The National Association of Black Journalists learns a lesson in managing member expectations. Plus: An underrated social video platform gets its due.
The National Association of Black Journalists (NABJ), like any other association would be, was undoubtedly excited to offer a star-studded event to its members. Last week, the organization announced that members at its national convention in Minneapolis would be able to attend an exclusive event with musical legend Prince.
A total of 873 attendees took part in the visit to Paisley Park, Prince’s recording studio, late Saturday night, after paying a $20 cover and, in many cases, expecting a performance from the renowned artist. So far, so good. But what followed was an “unusual night,” in the words of Minnesota Star Tribune music critic Jon Bream.
“The most extraordinary thing about Saturday was that precious little Prince music was played,” Bream reported, explaining that after the artist gave a minute-long speech, a DJ played just two songs from his upcoming album.
For those expecting a more extensive appearance from Prince or a live performance, the event was a big disappointment. But as The Wrap‘s Anita Bennett reported, for some that frustration was aimed at the “Purple Rain” maker, not NABJ:
“Washington Post columnist Michelle Singletary offered an even more harsh assessment. ‘I’m pissed. I want my money back,’ Singletary said, as she explained she wasn’t upset with NABJ or the local chapter, which organized the event, but with the artist himself.”
Note-taking of the Day
— Heather Pownall (@HeatherPownall) August 10, 2015
When attending a conference like ASAE’s Annual Meeting & Exposition, some people type up notes in a Word document and others scribble a few words in a bulleted list. But when we saw the notes above, we just had to give Heather Pownall, senior manager of portfolios and product management at the American Institute of Certified Public Accountants, a shout-out.
Other Good Reads
As your association builds out its social strategy, don’t forget about Vine, which has flown under the radar to become one of the most popular and creative platforms around. Quartz tech editor Dan Frommer has the full story.
It’s time to double-check your organization’s YouTube ads. As Business Insider advertising editor Lara O’Reilly reports, Google has mandated that marketers buy YouTube ads through its own channels or via the video-sharing site itself, as opposed to using third-party groups.

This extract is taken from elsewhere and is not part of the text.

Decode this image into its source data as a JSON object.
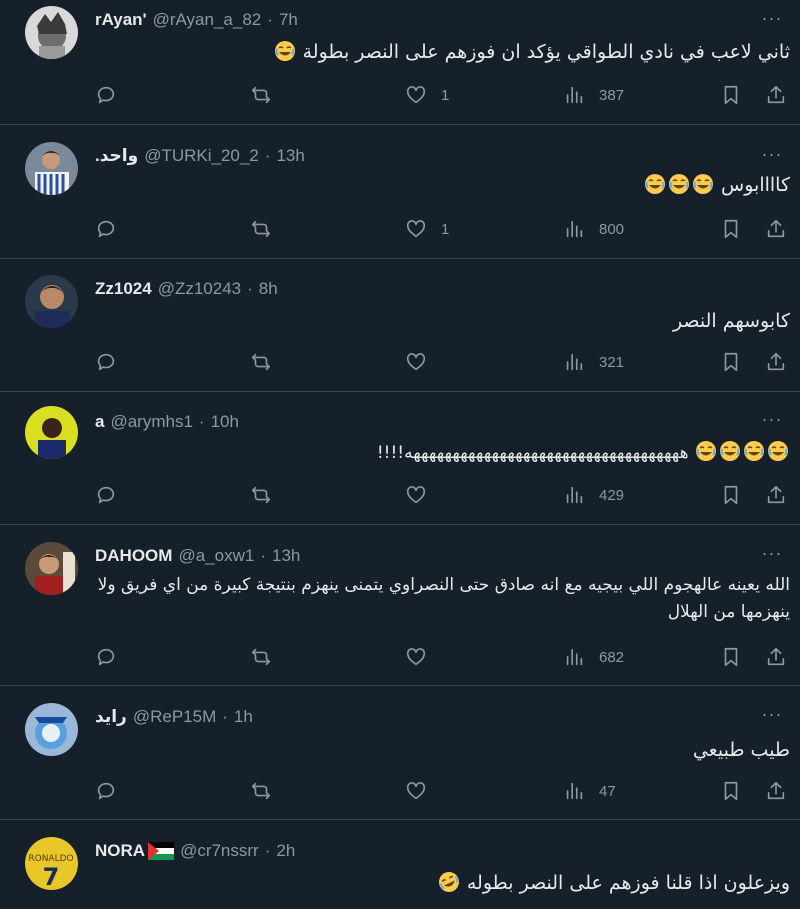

“The majority of associations, like most organizations in other sectors, are unable to see the world from their members’ perspective.” That’s one of the central problems explored in The Demand Perspective: Leading From the Outside In, by Anna Caraveli (ASAE Association Management Press, 2015), an excerpt of which you can read via SocialFish.